Interface dataset entries:

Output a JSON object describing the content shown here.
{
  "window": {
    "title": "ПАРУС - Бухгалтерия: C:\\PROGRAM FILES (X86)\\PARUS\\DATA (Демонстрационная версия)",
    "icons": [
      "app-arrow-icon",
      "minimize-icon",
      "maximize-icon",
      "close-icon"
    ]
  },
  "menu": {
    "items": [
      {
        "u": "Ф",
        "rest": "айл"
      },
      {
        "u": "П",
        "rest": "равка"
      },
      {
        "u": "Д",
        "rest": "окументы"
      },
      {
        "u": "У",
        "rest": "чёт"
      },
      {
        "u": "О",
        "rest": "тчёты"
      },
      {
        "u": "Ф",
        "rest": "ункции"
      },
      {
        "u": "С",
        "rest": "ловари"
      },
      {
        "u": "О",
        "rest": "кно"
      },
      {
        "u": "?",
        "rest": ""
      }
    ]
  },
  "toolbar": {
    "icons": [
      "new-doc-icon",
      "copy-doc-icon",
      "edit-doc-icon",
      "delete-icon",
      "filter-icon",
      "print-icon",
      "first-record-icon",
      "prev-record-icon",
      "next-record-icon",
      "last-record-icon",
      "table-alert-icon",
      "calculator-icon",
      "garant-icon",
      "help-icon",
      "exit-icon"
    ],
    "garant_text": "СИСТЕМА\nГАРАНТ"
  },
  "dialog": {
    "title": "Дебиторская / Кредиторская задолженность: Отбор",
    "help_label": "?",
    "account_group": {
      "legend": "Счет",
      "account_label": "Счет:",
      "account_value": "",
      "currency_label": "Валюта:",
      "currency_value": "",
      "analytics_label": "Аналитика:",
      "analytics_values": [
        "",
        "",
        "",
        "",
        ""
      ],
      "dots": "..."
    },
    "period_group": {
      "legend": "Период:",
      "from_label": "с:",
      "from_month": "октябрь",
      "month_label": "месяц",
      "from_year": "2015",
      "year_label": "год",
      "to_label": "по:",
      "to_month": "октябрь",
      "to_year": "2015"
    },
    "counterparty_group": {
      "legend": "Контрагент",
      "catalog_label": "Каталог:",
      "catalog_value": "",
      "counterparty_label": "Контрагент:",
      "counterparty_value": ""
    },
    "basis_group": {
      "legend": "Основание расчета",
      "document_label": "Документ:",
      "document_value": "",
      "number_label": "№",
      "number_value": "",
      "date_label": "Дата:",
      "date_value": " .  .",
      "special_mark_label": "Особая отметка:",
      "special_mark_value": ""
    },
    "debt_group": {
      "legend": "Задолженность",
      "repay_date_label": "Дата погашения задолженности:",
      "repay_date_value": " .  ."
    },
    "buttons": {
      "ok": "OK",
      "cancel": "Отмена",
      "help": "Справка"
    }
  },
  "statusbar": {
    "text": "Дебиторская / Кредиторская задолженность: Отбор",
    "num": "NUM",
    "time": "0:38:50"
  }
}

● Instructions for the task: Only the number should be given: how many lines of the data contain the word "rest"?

● Reply to the task: 9